▶ **Exercise aim**
Across the data below, how many lines hold "page"? Answer with that number and nothing else.

Content starts

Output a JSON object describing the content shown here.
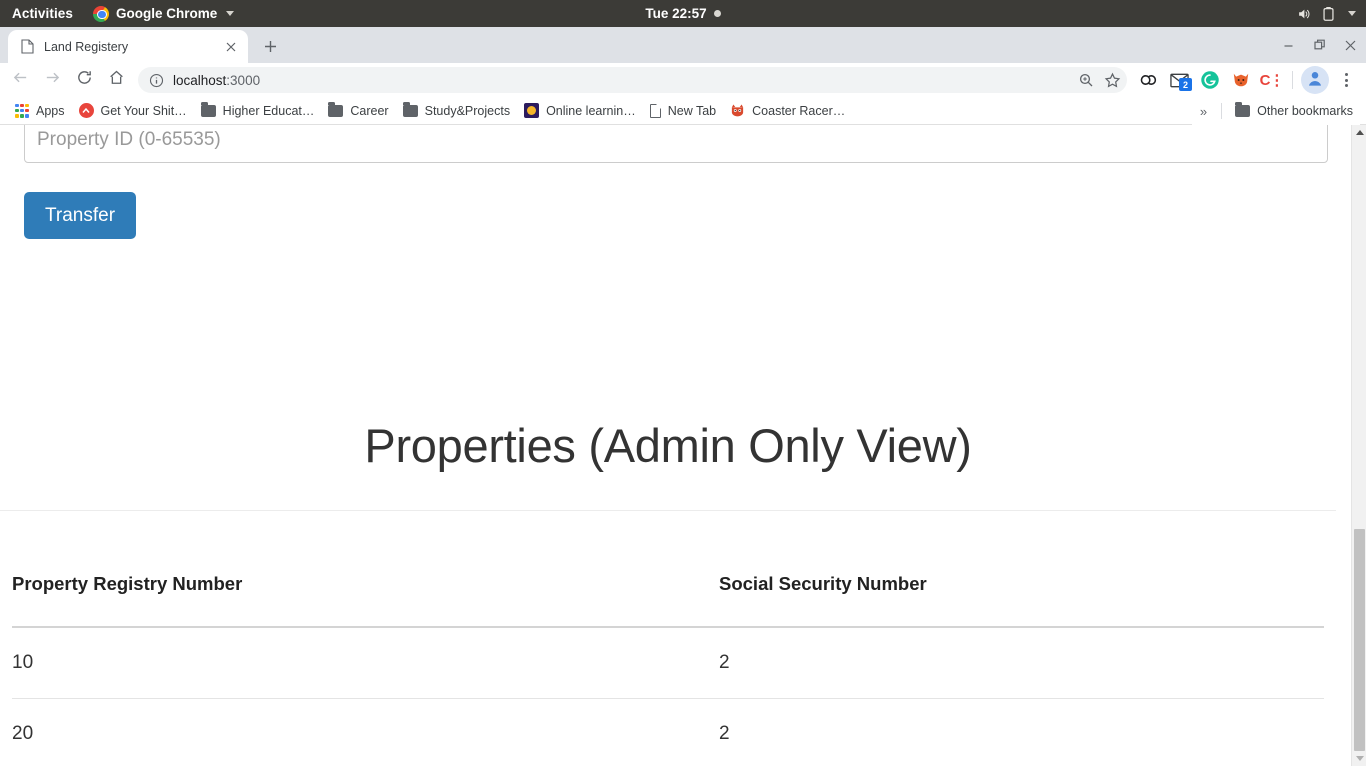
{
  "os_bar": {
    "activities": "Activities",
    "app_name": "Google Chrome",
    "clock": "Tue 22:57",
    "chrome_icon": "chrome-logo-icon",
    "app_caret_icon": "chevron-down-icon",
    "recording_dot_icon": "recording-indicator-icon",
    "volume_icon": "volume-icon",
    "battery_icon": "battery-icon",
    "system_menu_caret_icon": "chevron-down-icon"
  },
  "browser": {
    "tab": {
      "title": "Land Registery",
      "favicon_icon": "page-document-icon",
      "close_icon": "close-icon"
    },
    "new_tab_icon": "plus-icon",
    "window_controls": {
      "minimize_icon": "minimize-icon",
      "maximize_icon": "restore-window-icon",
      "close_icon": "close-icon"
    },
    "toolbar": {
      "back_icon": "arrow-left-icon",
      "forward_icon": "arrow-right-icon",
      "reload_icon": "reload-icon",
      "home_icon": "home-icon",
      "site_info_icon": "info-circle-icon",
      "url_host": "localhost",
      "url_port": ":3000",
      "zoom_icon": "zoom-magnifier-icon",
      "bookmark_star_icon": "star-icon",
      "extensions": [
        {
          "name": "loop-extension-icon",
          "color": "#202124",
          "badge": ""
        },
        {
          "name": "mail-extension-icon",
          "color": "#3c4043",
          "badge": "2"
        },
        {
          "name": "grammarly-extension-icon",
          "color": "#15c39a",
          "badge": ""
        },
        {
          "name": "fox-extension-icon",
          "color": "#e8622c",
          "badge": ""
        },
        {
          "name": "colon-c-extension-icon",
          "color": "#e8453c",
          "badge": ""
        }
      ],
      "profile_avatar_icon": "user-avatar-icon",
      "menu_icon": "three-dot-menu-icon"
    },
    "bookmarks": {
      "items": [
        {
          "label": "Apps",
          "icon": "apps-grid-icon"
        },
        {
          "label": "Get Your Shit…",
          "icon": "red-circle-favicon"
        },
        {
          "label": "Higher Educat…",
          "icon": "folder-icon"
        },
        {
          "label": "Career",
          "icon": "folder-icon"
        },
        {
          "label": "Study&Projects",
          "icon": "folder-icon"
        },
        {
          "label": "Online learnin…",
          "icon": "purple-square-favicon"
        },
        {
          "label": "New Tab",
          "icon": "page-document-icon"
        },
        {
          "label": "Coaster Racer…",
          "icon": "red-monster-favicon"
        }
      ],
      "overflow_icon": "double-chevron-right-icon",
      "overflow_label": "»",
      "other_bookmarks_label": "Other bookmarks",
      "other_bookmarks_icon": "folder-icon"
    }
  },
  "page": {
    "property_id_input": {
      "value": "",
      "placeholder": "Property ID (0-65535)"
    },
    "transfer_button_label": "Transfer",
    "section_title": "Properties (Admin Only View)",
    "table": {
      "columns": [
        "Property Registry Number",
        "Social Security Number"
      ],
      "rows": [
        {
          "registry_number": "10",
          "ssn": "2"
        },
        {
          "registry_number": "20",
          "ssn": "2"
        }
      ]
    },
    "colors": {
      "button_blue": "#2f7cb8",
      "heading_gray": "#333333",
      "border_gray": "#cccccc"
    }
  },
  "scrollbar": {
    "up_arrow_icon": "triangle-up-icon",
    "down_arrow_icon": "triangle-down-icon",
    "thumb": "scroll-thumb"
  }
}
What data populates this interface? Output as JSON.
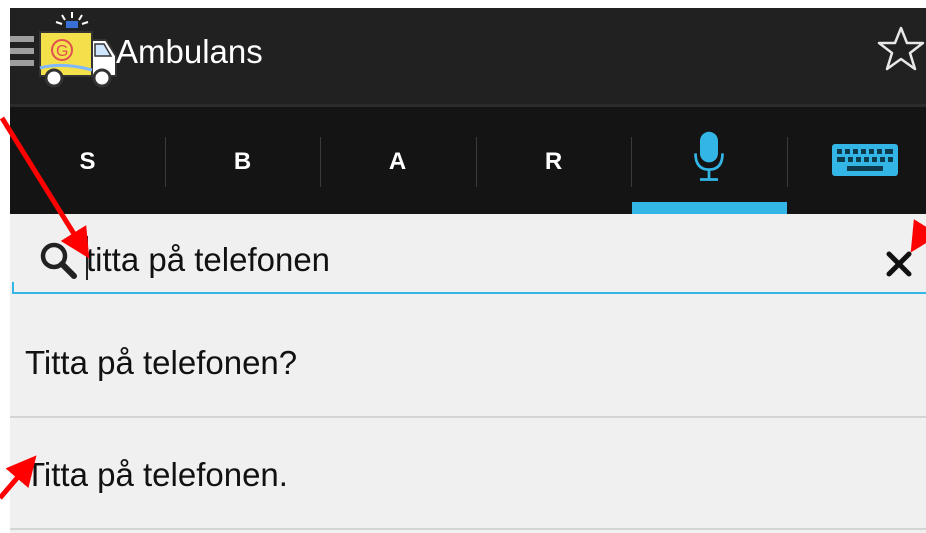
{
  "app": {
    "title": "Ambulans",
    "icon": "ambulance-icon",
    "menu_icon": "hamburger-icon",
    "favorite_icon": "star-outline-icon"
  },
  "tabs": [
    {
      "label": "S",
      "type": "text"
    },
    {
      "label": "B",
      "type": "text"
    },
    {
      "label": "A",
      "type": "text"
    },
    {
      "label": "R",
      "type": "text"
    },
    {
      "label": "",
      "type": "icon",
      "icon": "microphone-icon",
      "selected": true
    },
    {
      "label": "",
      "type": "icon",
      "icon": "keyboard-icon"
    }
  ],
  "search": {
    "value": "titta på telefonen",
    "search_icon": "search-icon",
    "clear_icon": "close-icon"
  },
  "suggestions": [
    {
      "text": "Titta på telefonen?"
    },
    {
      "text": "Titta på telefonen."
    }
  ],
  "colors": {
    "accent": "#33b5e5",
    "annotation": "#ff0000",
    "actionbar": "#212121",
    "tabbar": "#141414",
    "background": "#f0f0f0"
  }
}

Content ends

▶ **Finished exercise**
3